This week the Center filed our third petition to win Endangered Species Act protections for the Sacramento Mountains checkerspot butterfly before it's too late ... which may be soon.

This ultra-rare insect has been declining since 1999, when we first petitioned. Heartbreakingly, today it's virtually undetected throughout its range. The Forest Service said it's likely the most endangered U.S. butterfly and may soon be extinct. But as the Center's long history with this species proves, we won't give up on protecting this tiny critter.

Plastic bottles

Center Opinion: The Plastic Industry's Fake Tears

Plastic pollution is a crisis. It clogs our rivers and oceans, harms wildlife, infiltrates our drinking water, and persists in the environment for centuries. To address this emergency we must stop the problem at the source by reducing the amount of plastic produced — but the plastic industry doesn't want you to know that.

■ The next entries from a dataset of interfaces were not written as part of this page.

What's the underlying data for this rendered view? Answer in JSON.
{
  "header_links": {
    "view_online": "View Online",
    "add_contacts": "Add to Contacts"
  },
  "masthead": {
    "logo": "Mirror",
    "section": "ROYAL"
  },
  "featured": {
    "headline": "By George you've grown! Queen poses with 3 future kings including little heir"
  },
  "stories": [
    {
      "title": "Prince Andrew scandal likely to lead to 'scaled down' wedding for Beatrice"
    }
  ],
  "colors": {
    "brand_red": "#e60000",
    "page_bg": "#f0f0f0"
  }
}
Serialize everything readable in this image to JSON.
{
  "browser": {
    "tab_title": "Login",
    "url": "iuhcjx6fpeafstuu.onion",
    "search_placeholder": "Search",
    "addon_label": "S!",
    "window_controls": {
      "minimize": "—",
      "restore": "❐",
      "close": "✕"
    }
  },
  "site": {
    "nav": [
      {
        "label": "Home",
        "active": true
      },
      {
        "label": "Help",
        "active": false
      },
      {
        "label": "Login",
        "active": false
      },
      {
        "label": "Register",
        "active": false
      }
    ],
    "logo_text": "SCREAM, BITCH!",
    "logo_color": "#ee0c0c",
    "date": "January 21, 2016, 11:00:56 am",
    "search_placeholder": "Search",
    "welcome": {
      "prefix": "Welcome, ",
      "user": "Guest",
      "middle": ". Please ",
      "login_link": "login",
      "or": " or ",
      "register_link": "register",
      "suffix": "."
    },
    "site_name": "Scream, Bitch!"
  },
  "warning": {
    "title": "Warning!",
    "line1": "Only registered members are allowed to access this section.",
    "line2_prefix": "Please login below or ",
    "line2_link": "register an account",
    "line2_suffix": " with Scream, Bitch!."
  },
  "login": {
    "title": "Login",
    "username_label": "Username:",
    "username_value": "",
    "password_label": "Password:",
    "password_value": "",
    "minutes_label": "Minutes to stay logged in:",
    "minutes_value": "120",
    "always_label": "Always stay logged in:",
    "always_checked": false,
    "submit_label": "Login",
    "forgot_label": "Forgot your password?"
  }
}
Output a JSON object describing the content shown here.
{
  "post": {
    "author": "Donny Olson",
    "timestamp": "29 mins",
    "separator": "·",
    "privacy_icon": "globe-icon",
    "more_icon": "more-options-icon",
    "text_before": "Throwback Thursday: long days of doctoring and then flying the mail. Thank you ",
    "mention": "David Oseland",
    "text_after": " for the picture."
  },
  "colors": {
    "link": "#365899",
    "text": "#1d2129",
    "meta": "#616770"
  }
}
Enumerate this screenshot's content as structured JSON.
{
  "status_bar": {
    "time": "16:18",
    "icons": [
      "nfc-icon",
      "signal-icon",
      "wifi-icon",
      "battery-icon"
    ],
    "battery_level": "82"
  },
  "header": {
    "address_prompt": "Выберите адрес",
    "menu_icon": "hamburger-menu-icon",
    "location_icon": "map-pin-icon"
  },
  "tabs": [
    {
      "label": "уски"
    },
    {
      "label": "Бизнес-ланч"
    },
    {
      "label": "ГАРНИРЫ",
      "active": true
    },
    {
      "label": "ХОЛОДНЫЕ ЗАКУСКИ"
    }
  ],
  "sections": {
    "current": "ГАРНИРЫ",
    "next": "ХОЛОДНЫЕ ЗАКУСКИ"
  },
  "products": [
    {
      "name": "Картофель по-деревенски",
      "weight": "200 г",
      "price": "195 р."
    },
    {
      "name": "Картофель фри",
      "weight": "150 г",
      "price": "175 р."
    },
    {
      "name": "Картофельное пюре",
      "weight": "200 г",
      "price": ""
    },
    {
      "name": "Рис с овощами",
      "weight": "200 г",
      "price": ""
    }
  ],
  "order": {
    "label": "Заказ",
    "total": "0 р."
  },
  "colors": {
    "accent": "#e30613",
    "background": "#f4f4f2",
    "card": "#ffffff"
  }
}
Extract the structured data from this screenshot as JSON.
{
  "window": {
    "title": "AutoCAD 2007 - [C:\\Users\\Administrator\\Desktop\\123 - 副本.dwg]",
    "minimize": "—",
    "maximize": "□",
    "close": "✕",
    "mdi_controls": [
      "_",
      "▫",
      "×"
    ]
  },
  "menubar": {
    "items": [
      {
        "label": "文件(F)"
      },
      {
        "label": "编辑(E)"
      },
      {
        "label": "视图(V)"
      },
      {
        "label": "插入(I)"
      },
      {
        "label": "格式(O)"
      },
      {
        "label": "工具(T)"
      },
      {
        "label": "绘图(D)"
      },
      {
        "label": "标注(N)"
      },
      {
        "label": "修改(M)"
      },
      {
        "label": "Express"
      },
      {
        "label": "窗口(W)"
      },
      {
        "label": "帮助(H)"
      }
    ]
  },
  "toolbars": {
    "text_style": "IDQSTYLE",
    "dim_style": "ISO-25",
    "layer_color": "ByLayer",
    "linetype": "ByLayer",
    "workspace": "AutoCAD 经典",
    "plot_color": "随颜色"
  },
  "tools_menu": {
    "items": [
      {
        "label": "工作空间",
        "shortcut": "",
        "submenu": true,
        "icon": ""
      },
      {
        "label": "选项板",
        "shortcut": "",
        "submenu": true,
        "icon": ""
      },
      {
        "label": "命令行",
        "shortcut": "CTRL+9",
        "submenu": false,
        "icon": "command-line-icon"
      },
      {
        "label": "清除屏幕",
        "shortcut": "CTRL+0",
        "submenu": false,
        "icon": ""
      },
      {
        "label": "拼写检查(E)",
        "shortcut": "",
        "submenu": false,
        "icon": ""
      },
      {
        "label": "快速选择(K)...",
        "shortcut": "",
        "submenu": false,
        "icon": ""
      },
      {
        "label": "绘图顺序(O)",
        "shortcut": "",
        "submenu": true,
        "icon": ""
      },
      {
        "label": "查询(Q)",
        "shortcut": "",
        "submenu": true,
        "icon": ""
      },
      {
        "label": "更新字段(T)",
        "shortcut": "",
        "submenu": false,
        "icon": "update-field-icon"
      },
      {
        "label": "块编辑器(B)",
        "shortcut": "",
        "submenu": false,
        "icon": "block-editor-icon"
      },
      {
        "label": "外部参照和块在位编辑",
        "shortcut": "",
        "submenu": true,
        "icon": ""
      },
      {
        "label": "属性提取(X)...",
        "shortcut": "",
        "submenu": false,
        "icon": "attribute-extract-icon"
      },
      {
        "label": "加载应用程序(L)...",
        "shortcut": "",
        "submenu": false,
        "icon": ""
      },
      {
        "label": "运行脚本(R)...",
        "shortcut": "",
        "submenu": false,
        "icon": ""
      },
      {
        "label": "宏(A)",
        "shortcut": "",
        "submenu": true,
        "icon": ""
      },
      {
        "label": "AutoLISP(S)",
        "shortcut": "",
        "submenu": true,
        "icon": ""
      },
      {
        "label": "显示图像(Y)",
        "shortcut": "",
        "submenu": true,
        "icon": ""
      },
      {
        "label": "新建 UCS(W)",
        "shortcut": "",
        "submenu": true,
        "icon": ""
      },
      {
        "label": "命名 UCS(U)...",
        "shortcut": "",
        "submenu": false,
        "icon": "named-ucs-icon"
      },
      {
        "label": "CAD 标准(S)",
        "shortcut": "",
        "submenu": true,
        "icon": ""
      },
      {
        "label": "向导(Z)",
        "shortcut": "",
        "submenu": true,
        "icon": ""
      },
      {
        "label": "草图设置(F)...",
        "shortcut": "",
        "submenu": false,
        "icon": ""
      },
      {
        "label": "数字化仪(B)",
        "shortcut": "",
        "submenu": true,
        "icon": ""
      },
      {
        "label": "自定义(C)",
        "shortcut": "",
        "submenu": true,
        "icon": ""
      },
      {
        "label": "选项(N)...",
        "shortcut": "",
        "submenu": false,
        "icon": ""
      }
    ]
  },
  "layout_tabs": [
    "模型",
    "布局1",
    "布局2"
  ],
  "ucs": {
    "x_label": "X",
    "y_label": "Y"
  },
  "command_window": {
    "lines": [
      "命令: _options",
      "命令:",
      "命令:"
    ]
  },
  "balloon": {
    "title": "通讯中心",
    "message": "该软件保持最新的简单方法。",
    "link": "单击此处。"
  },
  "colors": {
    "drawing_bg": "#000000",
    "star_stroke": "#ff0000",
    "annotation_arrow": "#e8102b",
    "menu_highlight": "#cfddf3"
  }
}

In a new Medium article, the Center's Steve Jones looks at corporations' decades-long disinformation campaign to make consumers think the root of the plastic problem is us, rather than the plastic producers.

But that doesn't mean you can't make a difference. Take action now against plastic pollution.

When We Lose Animals, We Lose Music

Marsh wren

In her collection of essays Earth's Wild Music: Celebrating and Defending the Songs of the Natural World, nature writer Kathleen Dean Moore writes about how the sounds of birds, frogs, whales and other creatures are being lost to extinction.

Read The Revelator's conversation with Moore about the beauty of listening and how people can join together to save the nature we love.

California condors

That's Wild: Courtship Dance of the California Condor

California condors are among the most endangered birds on the planet. Declared extinct in the wild in 1987, they've been brought back by a captive-breeding and reintroduction program — now almost 250 birds soar through the skies of California, Arizona and Utah. And despite the threat of oblivion, these giant birds still have a flair for the romantic.

Check out our new video of the courtship display of two longtime condor mates at Zion National Park on Facebook or YouTube.

Follow Us
 Facebook  Twitter  YouTube  Instagram  Medium

Center for Biological Diversity   |   Saving Life on Earth

This message was sent to eamessages@biologicaldiversity.org.
Opt out of mail list.    |    View this email in your browser.

Donate now to support the Center's work.

Photo credits: Dog by Ezio Melotti/Flickr; northern long-eared bat by Keith Shannon/USFWS; gray wolf by John and Karen Hollingsworth/USFWS; monarch butterfly by Colin Rose/Wikimedia; Built to Burn cover report courtesy Center for Biological Diversity; Oak Flat by Russ McSpadden/Center for Biological Diversity; Sacramento Mountains checkerspot butterflies courtesy USFWS; plastic bottles by Jonathan Chng/Unsplash; marsh wren by Doug Greenberg; California condors courtesy Zion National Park.

Center for Biological Diversity
P.O. Box 710
Tucson, AZ 85702
United States